6. About 10 minutes before serving, heat a frying pan with 2-3 tablespoons of rapeseed oil and fry the broccoli with a pinch of salt. Once it has a little colour, add in a few splashes of hot water - the pan will crackle and create a little steam to help cook the broccoli through. You may have to repeat the process a second time until the broccoli is 'al dente', but try to let the frying process do the lions share of the cooking. Once the broccoli is nearly ready, finish with a nob of butter in the pan.

7.  While you've got the broccoli in the pan, tip the spinach leaves into the dal and mix them through. It will take no time to wilt down. Turn the heat off, the heavy pot will keep the dal warm for 5 minutes or so, it's also best eaten when it's not boiling hot.

8. When everything is ready, spoon some of the dal into bowls, top with the broccoli and drizzle plenty of Momoya chilli over.

Tip: It's also great served with one of our heavenly paratha breads

Enjoy! Foodies, don't forget to tag us @Somerset.foodie if you make this at home and leave a review below if you enjoyed making this recipe. Ben

 



Have you tried this recipe yet? Tell us about it...

Comments will be approved before showing up.


Also in Somerset Foodie recipes - let us inspire you...

Somerset Foodie Bucatini alla Amatriciana Recipe
Bucatini all'Amatriciana

Providing a recipe for one of the classic Roman pasta dishes is always fraught with danger...a) because I don't come from Rome and b) I remember cooking for my wife's Great Aunt, who lived in Naples and was always quick to point out when I'd got something wrong! I love the simplicity of this dish and I want to share it, so here goes...

Japanese Gyudon - Beef Rice Bowl
Japanese Gyudon - Beef Rice Bowl

The essence of the dish is extremely thinly sliced strips of beef that are simmered in a flavourful broth, served over rice and topped with pickled ginger, spring onions, shichimi togarashi and often a soft cooked egg. It's utterly delicious and super simple to make.The bonus is that once sliced, a single 8oz steak is enough for two people.
Japanese Udon Noodle Soup
Japanese Udon Noodle Soup

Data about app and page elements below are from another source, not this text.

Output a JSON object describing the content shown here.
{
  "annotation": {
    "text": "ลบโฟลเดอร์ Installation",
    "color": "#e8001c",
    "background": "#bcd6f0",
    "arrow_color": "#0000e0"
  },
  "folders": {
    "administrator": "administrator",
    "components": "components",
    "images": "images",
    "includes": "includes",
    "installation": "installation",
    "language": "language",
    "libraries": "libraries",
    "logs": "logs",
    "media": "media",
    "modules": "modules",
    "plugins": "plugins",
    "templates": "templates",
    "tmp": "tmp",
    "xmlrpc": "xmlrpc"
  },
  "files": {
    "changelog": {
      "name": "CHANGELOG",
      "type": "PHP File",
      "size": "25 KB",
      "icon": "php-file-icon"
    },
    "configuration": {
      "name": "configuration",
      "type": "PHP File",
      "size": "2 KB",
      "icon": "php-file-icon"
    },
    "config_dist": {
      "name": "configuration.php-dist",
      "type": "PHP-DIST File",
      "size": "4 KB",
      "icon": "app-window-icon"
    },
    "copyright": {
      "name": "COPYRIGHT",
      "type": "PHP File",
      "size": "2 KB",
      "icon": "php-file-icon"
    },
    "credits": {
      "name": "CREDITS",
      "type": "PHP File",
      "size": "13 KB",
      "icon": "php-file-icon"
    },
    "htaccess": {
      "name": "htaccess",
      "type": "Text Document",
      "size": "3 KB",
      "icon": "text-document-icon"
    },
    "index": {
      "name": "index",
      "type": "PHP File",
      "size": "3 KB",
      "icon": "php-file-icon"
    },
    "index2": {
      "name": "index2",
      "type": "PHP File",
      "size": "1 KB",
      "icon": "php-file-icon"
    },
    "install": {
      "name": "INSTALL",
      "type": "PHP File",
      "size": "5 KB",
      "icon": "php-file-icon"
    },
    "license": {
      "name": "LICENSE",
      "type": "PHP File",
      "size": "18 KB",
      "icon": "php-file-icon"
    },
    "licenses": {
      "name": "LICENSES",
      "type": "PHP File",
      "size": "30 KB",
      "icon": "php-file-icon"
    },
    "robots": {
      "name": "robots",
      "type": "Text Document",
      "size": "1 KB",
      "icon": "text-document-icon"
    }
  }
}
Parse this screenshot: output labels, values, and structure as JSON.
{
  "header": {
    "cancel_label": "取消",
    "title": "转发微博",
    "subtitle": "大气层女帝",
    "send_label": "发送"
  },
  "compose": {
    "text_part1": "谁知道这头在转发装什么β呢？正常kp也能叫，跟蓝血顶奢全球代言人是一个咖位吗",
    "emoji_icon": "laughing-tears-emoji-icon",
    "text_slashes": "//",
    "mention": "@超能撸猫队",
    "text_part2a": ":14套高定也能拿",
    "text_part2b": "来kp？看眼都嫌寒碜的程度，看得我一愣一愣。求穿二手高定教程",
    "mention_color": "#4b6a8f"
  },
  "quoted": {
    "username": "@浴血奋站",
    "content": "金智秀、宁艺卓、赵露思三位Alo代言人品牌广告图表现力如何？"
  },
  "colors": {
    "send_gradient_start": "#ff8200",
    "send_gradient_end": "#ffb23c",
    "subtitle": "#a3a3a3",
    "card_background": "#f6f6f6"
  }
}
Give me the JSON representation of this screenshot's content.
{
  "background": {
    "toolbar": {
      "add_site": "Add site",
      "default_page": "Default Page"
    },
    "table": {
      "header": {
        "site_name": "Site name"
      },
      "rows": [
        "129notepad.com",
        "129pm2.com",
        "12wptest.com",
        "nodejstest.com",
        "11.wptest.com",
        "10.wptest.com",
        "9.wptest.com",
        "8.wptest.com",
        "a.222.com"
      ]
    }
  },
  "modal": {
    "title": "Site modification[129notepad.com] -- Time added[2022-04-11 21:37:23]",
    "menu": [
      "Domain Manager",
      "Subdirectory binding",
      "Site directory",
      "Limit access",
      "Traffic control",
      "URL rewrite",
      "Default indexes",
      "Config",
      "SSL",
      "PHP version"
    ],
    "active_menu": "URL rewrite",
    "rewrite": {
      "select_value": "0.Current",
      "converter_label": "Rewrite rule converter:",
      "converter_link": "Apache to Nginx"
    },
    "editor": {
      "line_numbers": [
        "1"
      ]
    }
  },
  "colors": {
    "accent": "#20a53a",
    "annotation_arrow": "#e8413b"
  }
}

The whole idea of this udon noodle soup recipe is simplicity - thick noodles in an umami rich broth that's comforting, delicious and surprisingly filling. In fact the eggs and mange tout that I've used here are optional extras. In it's simplest form, this dish can come together in the time it takes to boil a kettle. It's made super easy by using the wonderful Hamadaya ingredients. They are made in the Southern area of Japan, close the Islands largest volcano called Mount Aso.